Nature Classroom @ Towne Park

I hurt myself last week, and wasn’t quite feeling up to a hike. But I would never deprive my children of some quality outdoor exploration! So we headed to Towne Park, a St. Charles County Park in the Wentzville area.

The park is listed as in “Foristell,” so it took me a while to actually visit because in my mind, it was really far away. It really isn’t far, and it doesn’t *feel* like Foristell- it’s right off 61, about six miles north of the 40/70 intersection. My cousin recommended it to me, knowing that we would love it, and she was right! It features a playground, pavillions, several paved and natural surface trails, and a fishing pond, but its most attractive amenity in my opinion is the Nature Explore Classroom!

This is not just a few benches in the woods, which is what I always think of when I imagine an outdoor classroom.

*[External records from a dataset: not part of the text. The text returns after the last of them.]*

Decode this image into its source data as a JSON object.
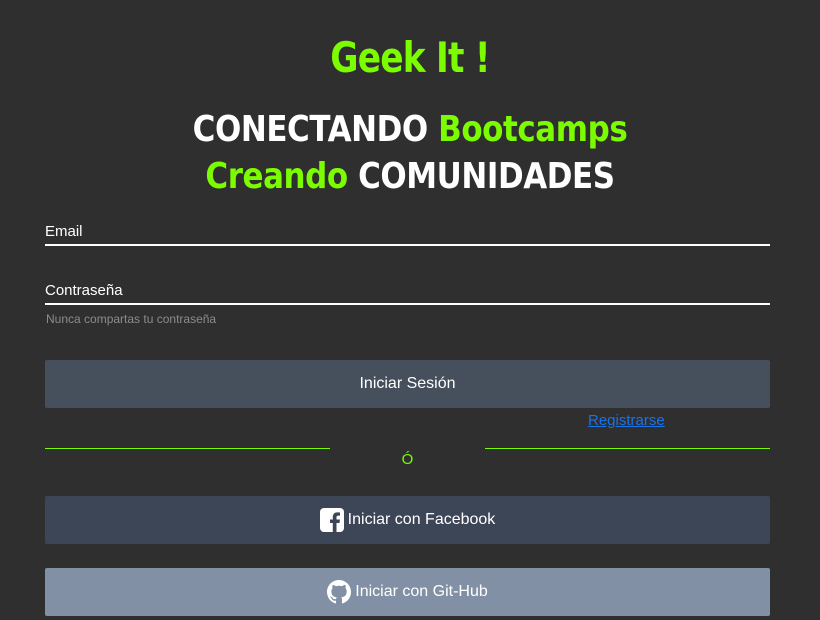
{
  "brand": {
    "title": "Geek It !"
  },
  "tagline": {
    "line1_a": "CONECTANDO",
    "line1_b": "Bootcamps",
    "line2_a": "Creando",
    "line2_b": "COMUNIDADES"
  },
  "form": {
    "email_label": "Email",
    "password_label": "Contraseña",
    "password_hint": "Nunca compartas tu contraseña",
    "login_button": "Iniciar Sesión",
    "register_link": "Registrarse",
    "or_text": "Ó"
  },
  "social": {
    "facebook_button": "Iniciar con Facebook",
    "facebook_icon": "facebook-icon",
    "github_button": "Iniciar con Git-Hub",
    "github_icon": "github-icon"
  },
  "colors": {
    "background": "#2f2f2f",
    "accent": "#7cfc00",
    "link": "#1a73e8",
    "login_button": "#464f5c",
    "facebook_button": "#3c4657",
    "github_button": "#8190a4"
  }
}
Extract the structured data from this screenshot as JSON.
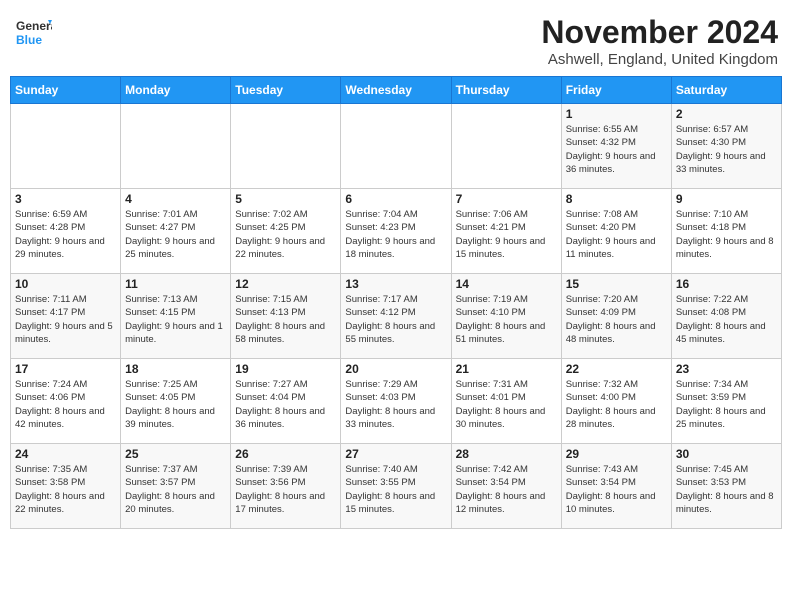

This is a Nature Explore certified classroom. Nature Explore is a national nonprofit program of Dimensions Educational Research Foundation, which works collaboratively with a network of organizations throughout the nation. Their goal is to help nature become an integral, joyful part of children’s daily learning.  Nature Explore provides research-based workshops, design consultations and resources created to support programs as they continue to connect children and families to the wonders of nature. What I love about this is that the goals of this program completely align with my family values, and the research and intention behind the design and programming totally align with the educator in me. There are not many in Missouri, and only a few in public spaces. Most are in private schools. We are lucky to have two nearby- MoBot Gardens @ Shaw Nature Reserve and Towne Park! I love having them in the public space, accessible to everybody so that all children can benefit from it.

When we first entered the area, the kids were thrilled! We hit the music section first, where there were many instruments to try out, small and large, made of natural materials.

Then my kids spent a lot of time in the construction area. The entire classroom area has gravel trails around and through it, with plentiful seating in the form of wood benches. We hung back and let the kids figure it out in the construction area. It was slightly Lord of the Flies-esque, but it was so exciting and rewarding to watch them negotiate, compromise, and help each other as they worked on building a little city, shelter, and bridge. There are logs and sticks for them to build with, as well as stools and tunnels to climb and play in.

There was a water feature area. Powered by a bike and series of chains/gears, you pump water into a gutter that flows down onto some rocks. The kids really were enthused about this, though it was tougher for the youngest ones, and for Nick who is always challenged by bikes. He was very motivated though, and I was proud watching him try and try again to pump the water! Eventually, Kareem got on the bike and Nicky got soaked, but we had a great time.

There were climbing structures, a huge tire swing, a balance area, and a sand area among other things. This kept them engaged for a very long time. We then crossed the pond via pier and went to the more traditional playground, which had something for everybody as well.

We spent a few hours here. I’ll definitely want to bring a picnic and make a day of it next time- so fun!

Hiking Pickle Springs

Last year, we went to Pickle Springs three times- once by myself and twice with the kids. This is one of my favorite trails, along with the rest of the world. However! There are still people who have not explored or discovered this trail, so I wanted to share.

Pickle Springs is a National Natural Landmark a little bit over an hour from St. Louis. It’s full of unique and impressive geological features that will amaze including waterfalls, sandstone arches, rocky glades, and box canyons. The diversity along the trail is stunning. I’d say it’s so many things I love about this part of the state in one hike.

Last year, we went in winter, spring, and fall and it was delightful every time. In the winter, we got to see the waterfalls flowing. Fall was my favorite hike though, with the kids climbing and exploring the rocks- we had a blast! It was still very hot in September, and the leaves hadn’t begun changing. So really, it felt and looked like summer. It looked like a fairy forest- green and lush and with giant rocks and waterfalls, we could play all day.

They found it very meditative and contemplative as well. 🙂

The trail is a loop about two miles long with elevation gain of a little over 300 feet. It’s well-marked in my opinion (though some online say they have gotten turned around) and there’s a map at the beginning of the loop which names some of the geologic features- the ten year old really enjoyed using the map to identify some of the features we saw along the way.

On my February trip, we saw no one else. It was also very foggy, eerie, and otherworldly. Really a special time to be there. On my solo trip in the springtime, I saw two men- military guys who were training with packs on their backs. On our late summer trip, we saw a few other families, but it wasn’t crazy. I know I have heard that it can get crowded, though. There is a fair sized gravel parking lot, and street parking sometimes has to be an option I have heard, though I’ve never experienced it at that capacity.

For us, it was great for all ages. We took four kids ages 2 to 10. It’s rated moderate, and I would agree with that rating. When it was hot, it was not the easiest hike for the kids. But we took our time and explored everything- this helps. For me, solo, I went at a good pace and it was a moderate hike for me too.

Pickle Springs is very popular for a reason- do yourself a favor and get down there if you haven’t in a while or if you haven’t ever. I’ll go with!